As for Islam, emails show she continued to give orders in the weeks after her management of the school ended. Life Force teacher Lynne Kittredge said Islam recently told her of her next big venture: opening a new private school in south St. Petersburg.

Contact Drew Harwell at (727) 445-4170 or dharwell@tampabay.com. Send letters to the editor at tampabay.com/letters.

ALSO IN THIS SECTION

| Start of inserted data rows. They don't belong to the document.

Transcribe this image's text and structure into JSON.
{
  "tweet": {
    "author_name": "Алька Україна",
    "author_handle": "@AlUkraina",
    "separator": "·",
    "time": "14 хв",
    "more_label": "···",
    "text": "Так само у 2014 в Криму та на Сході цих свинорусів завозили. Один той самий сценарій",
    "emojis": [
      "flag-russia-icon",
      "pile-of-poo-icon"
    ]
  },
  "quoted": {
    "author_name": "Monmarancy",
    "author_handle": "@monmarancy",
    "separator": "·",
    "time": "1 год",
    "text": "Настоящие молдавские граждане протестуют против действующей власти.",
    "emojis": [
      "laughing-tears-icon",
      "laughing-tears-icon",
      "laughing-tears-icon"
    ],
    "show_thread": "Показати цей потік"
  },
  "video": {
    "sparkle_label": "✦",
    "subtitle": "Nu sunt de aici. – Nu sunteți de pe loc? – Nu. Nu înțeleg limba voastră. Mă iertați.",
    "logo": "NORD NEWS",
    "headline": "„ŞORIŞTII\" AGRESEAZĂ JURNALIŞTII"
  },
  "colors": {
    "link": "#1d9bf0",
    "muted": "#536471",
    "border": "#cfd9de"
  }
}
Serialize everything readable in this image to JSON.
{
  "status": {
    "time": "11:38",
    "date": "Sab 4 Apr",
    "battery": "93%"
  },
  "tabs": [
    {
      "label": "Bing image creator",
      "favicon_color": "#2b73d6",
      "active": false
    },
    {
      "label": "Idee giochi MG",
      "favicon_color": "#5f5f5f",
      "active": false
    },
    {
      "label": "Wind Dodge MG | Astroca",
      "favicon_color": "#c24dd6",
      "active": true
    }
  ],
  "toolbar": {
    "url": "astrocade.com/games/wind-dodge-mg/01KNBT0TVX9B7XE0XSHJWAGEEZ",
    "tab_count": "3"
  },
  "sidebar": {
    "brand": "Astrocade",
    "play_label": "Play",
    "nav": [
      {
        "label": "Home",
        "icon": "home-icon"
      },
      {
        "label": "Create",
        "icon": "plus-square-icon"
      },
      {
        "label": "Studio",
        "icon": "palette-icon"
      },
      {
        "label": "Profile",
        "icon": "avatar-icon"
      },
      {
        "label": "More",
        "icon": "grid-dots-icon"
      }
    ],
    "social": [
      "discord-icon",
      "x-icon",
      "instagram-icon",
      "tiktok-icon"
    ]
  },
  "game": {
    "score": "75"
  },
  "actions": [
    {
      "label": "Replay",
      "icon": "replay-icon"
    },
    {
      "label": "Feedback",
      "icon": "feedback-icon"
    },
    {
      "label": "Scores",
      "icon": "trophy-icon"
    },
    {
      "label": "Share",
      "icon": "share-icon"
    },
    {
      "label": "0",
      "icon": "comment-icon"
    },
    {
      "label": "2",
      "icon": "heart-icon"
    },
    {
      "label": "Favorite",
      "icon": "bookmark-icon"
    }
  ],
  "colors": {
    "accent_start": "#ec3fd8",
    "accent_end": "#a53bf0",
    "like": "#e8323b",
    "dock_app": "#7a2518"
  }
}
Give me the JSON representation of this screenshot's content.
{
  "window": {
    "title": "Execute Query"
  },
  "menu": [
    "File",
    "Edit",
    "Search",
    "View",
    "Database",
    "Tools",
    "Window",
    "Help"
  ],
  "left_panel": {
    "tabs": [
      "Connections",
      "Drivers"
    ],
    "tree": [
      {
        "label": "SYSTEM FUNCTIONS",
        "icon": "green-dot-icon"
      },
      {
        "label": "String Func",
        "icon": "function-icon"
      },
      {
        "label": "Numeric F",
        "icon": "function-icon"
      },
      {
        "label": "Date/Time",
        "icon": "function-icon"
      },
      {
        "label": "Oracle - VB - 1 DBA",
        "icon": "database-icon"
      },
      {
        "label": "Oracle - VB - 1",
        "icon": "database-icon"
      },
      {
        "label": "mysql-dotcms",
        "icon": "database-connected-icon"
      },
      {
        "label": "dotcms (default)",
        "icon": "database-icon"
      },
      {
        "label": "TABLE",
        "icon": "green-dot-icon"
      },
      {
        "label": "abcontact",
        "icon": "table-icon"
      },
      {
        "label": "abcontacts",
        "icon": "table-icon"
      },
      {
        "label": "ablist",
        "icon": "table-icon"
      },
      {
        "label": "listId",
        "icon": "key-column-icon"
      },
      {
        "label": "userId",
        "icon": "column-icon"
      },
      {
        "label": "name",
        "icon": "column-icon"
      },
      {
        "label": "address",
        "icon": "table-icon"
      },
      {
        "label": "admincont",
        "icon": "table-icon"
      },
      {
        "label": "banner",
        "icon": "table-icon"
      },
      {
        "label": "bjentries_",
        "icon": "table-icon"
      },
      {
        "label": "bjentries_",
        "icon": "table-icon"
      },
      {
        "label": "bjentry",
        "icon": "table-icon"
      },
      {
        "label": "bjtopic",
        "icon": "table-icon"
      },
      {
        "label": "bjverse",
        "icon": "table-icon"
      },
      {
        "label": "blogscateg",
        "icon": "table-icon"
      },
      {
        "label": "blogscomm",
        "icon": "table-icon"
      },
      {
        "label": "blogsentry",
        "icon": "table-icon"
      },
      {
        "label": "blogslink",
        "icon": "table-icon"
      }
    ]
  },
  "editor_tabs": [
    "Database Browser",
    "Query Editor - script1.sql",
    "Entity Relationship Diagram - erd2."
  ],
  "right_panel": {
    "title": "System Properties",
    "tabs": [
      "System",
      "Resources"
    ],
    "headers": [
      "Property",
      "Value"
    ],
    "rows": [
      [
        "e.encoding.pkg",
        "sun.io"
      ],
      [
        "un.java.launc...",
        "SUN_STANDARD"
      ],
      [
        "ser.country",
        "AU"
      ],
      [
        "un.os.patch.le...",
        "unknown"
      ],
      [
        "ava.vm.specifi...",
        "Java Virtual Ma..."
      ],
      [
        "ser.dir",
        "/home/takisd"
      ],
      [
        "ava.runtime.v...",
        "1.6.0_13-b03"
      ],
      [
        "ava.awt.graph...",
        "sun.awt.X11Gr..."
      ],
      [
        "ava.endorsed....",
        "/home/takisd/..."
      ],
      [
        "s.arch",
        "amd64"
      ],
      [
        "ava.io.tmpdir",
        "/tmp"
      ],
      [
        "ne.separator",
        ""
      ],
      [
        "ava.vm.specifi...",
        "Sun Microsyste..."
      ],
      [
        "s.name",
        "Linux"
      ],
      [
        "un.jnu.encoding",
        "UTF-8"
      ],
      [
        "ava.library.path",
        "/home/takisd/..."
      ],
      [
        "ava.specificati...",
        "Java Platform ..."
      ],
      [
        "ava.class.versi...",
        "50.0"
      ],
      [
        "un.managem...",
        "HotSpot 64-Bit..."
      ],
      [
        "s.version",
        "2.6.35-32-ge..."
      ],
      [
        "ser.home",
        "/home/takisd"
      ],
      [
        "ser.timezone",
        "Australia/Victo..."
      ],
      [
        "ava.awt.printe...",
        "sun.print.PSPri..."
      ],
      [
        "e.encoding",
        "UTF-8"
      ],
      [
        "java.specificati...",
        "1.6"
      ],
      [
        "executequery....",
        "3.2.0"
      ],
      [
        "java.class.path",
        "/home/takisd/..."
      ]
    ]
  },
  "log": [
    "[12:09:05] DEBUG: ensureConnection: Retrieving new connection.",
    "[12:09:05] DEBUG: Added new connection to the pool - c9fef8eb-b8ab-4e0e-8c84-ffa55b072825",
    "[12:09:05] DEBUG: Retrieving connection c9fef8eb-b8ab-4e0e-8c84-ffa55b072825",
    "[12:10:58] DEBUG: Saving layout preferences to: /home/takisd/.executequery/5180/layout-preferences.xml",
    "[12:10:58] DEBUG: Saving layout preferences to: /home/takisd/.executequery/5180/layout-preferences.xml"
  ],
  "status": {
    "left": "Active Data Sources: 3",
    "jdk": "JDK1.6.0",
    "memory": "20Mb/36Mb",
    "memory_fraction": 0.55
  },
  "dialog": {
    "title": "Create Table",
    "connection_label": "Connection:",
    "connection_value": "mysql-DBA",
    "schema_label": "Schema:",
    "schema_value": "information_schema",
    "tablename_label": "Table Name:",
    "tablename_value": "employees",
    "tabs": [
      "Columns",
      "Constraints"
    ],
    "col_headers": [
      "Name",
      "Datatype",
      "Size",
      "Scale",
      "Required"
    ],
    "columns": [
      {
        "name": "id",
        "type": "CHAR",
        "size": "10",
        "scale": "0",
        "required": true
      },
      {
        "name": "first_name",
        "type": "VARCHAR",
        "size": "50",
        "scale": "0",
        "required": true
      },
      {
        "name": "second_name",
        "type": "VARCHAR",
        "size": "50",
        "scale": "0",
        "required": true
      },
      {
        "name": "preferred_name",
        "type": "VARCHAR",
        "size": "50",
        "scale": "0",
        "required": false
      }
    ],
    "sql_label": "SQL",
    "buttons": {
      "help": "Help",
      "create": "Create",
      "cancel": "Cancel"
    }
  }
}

  1. Jeff Eakins and MaryEllen Elia, Hillsborough's last two superintendents, were hired from inside the school system. So have all others since 1967. Times staff
    Go to the school district website before 8 a.m. Monday to state your case.
  2. Rep. Geraldine Thompson, D-Orlando, urges the Florida Board of Education to hold schools accountable for teaching the Holocaust and African-American history, as required by lawmakers in 1994. The board was considering a rule on the matter at its Sept. 20, 2019, meeting in Jacksonville. The Florida Channel
    School districts will have to report how they are providing the instruction required in Florida law.
  3. The Pasco County school district would rezone the Seven Oaks subdivision from the Wiregrass Ranch High feeder pattern to the Cypress Creek High feeder pattern, beginning in the 2020-21 school year. Pasco County school district
    The Seven Oaks subdivision is the primary target for rezoning.
  4. Fortify Florida is a new app that allows for anonymous reporting of suspected school threats. Florida Department of Education
    A roundup of stories from around the state.
  5. Pasco County school superintendent Kurt Browning says Fortify Florida, the new state-sponsored app that allows students to report potential threats, is "disrupting the education day" because the callers are anonymous, many of the tips are vague and there's no opportunity to get more information from tipsters. "I have an obligation to provide kids with a great education," Browning said. "I cannot do it with this tool, because kids are hiding behind Fortify Florida." JEFFREY SOLOCHEK  |
    Vague and anonymous tips often waste law enforcement’s time and disrupt the school day, says Kurt Browning, president of Florida’s superintendents association.
  6. Rep. Susan Valdes, D-Tampa, during a Feb. 7, 2019, meeting of the House PreK-12 Appropriations subcommittee. [The Florida Channel]
    ‘One test should not determine the rest of your life,’ Rep. Susan Valdes says.
  7. The Florida House Education Committee focuses on early education in its first meeting of the 2020 session. The Florida Channel
    School security and early learning get top billing in the first committee meetings of the looming 2020 session.
  8. Former Pinellas school guardian Erick Russell, 37, is accused of pawning the Glock 17 9mm semiautomatic pistol, body armor and two magazines he was issued to protect students, according to the Pinellas County Sheriff’s Office. He told deputies he needed gas money. [Pinellas County Sheriff's Office]
    Those allegations came to light after his arrest on charges of domestic battery and false imprisonment. He was fired by the Pinellas County School District.
  9. This image from a Pinellas County Schools video shows an armed police officer running to respond to a fictional active shooter.
    A roundup of stories from around the state.
  10. Representatives from the Pasco County school district and the United School Employees of Pasco discuss salary and benefits during negotiations on Sept. 18, 2019. JEFFREY SOLOCHEK  |  Times Staff Writer
    The proposal is short on details, with officials saying they want to work through specifics during negotiations.
Advertisement
Advertisement
Advertisement